“Under God” License Plate Is Mainstream Texas, Period
The “One State under God” plate is a reflection of Texas voters and Texas values, as well as Texas’ support for the private religious speech of all in this state. A purchase and design of a specialty license plate is, after all, a private decision and a private endeavor that merely passes through the DMV as one of many private/public arrangements that Texas participates in with the public. Approval of the “One State Under God” specialty plate is not controversial, as some media are now trying to spin the story (see the Statesman story and Fort Worth Star-Telegram story).
In the state of Texas, the phrase “One State under God” is, in fact, decidedly noncontroversial and widely supported. The phrase was added to the pledge to the Texas Flag in 2007 by the Texas Legislature (HB 1034) and supported by Liberty Institute, with only one elected official voting against it. The vote in the Texas Senate was unanimous. In the Texas House, the vote was almost unanimous, with Democrat Donna Howard being the only Texas House member to vote against the phrase.

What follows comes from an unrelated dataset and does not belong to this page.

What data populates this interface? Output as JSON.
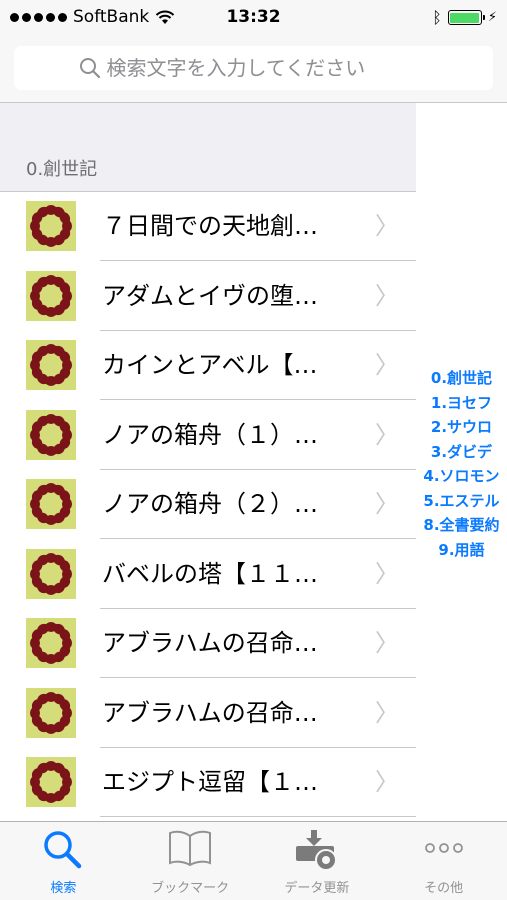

In 2010, the fifth circuit federal court of appeals upheld the phrase “One State under God” in the Texas pledge as constitutional, after it was challenged by a couple from Dallas. Liberty Institute was also a part of this victory.
Further, the appearance of one or more crosses on a specialty license plate is not controversial. The following specialty license plates are available in Texas with one or more crosses: El Paso Mission Valley, University of St. Thomas, and Southwestern University. The University of Mary Hardin Baylor uses a church graphic for its specialty plate. There over 130 specialty license plates in Texas that can be purchased by a private individual with a wide variety of messages and symbols. I don’t remember any stories being written or any so-called “controversy” when those plates were approved.
What is controversial is how common place it has become for some activist groups to target and attack individuals and elected officials based on their personal religious beliefs, particularly Christians. Texas Freedom Network is one group engaged in this type of behavior and they don’t even hide it, as their mission statement says they “counter the religious right.” It’s also controversial that the media seems to give these types of groups a pass, because I guess us Christians should just turn the other cheek.
The reality is, the phrase “One State under God” is not controversial for Texas, at all.
The “Under God” plate is a reflection of Texas voters and Texas values, period. An issue does not become “controversial” just because extreme liberal groups like Texas Freedom Network and Americans United for Separation of Church and State once again choose to attack a person’s private choice to express their strongly held religious beliefs, particularly Christianity, and see this as an opportunity to create division along political lines. These extreme liberal activist groups continue to lose at the legislature, state boards, and the ballot box, and the latest stinging loss over the “Under God” plate is just the most recent example of how out of touch they are with the mainstream and with Texas & American values in general.
See Liberty Institute’s press release on the Texas DMV passing the “One State under God” plate from yesterday here.